Work task
Output the data below exactly, images excluded.

[Website and app data records]
━━━

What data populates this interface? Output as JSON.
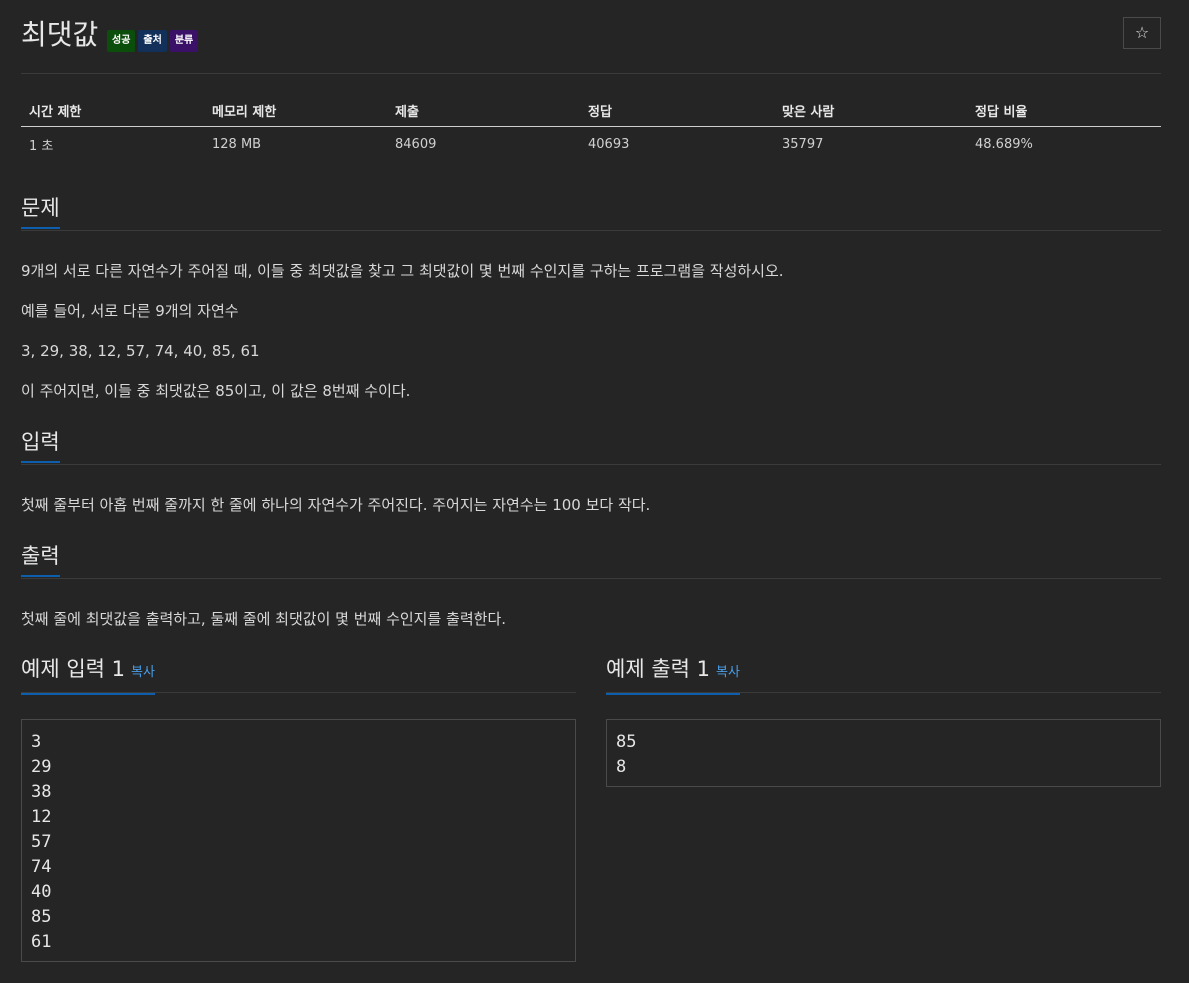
{
  "problem": {
    "title": "최댓값",
    "badges": {
      "success": "성공",
      "source": "출처",
      "category": "분류"
    },
    "star_icon": "☆"
  },
  "info": {
    "headers": [
      "시간 제한",
      "메모리 제한",
      "제출",
      "정답",
      "맞은 사람",
      "정답 비율"
    ],
    "values": [
      "1 초",
      "128 MB",
      "84609",
      "40693",
      "35797",
      "48.689%"
    ]
  },
  "sections": {
    "description": {
      "title": "문제",
      "lines": [
        "9개의 서로 다른 자연수가 주어질 때, 이들 중 최댓값을 찾고 그 최댓값이 몇 번째 수인지를 구하는 프로그램을 작성하시오.",
        "예를 들어, 서로 다른 9개의 자연수",
        "3, 29, 38, 12, 57, 74, 40, 85, 61",
        "이 주어지면, 이들 중 최댓값은 85이고, 이 값은 8번째 수이다."
      ]
    },
    "input": {
      "title": "입력",
      "text": "첫째 줄부터 아홉 번째 줄까지 한 줄에 하나의 자연수가 주어진다. 주어지는 자연수는 100 보다 작다."
    },
    "output": {
      "title": "출력",
      "text": "첫째 줄에 최댓값을 출력하고, 둘째 줄에 최댓값이 몇 번째 수인지를 출력한다."
    }
  },
  "samples": {
    "input": {
      "title": "예제 입력 1",
      "copy": "복사",
      "content": "3\n29\n38\n12\n57\n74\n40\n85\n61"
    },
    "output": {
      "title": "예제 출력 1",
      "copy": "복사",
      "content": "85\n8"
    }
  },
  "colors": {
    "background": "#252526",
    "accent": "#0d5fae",
    "link": "#4a9fe8",
    "badge_success": "#0b4d0b",
    "badge_source": "#12305a",
    "badge_category": "#3a1166"
  }
}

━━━

Output for this task
What data populates this interface? Output as JSON.
{
  "problem": {
    "title": "최댓값",
    "badges": {
      "success": "성공",
      "source": "출처",
      "category": "분류"
    },
    "star_icon": "☆"
  },
  "info": {
    "headers": [
      "시간 제한",
      "메모리 제한",
      "제출",
      "정답",
      "맞은 사람",
      "정답 비율"
    ],
    "values": [
      "1 초",
      "128 MB",
      "84609",
      "40693",
      "35797",
      "48.689%"
    ]
  },
  "sections": {
    "description": {
      "title": "문제",
      "lines": [
        "9개의 서로 다른 자연수가 주어질 때, 이들 중 최댓값을 찾고 그 최댓값이 몇 번째 수인지를 구하는 프로그램을 작성하시오.",
        "예를 들어, 서로 다른 9개의 자연수",
        "3, 29, 38, 12, 57, 74, 40, 85, 61",
        "이 주어지면, 이들 중 최댓값은 85이고, 이 값은 8번째 수이다."
      ]
    },
    "input": {
      "title": "입력",
      "text": "첫째 줄부터 아홉 번째 줄까지 한 줄에 하나의 자연수가 주어진다. 주어지는 자연수는 100 보다 작다."
    },
    "output": {
      "title": "출력",
      "text": "첫째 줄에 최댓값을 출력하고, 둘째 줄에 최댓값이 몇 번째 수인지를 출력한다."
    }
  },
  "samples": {
    "input": {
      "title": "예제 입력 1",
      "copy": "복사",
      "content": "3\n29\n38\n12\n57\n74\n40\n85\n61"
    },
    "output": {
      "title": "예제 출력 1",
      "copy": "복사",
      "content": "85\n8"
    }
  },
  "colors": {
    "background": "#252526",
    "accent": "#0d5fae",
    "link": "#4a9fe8",
    "badge_success": "#0b4d0b",
    "badge_source": "#12305a",
    "badge_category": "#3a1166"
  }
}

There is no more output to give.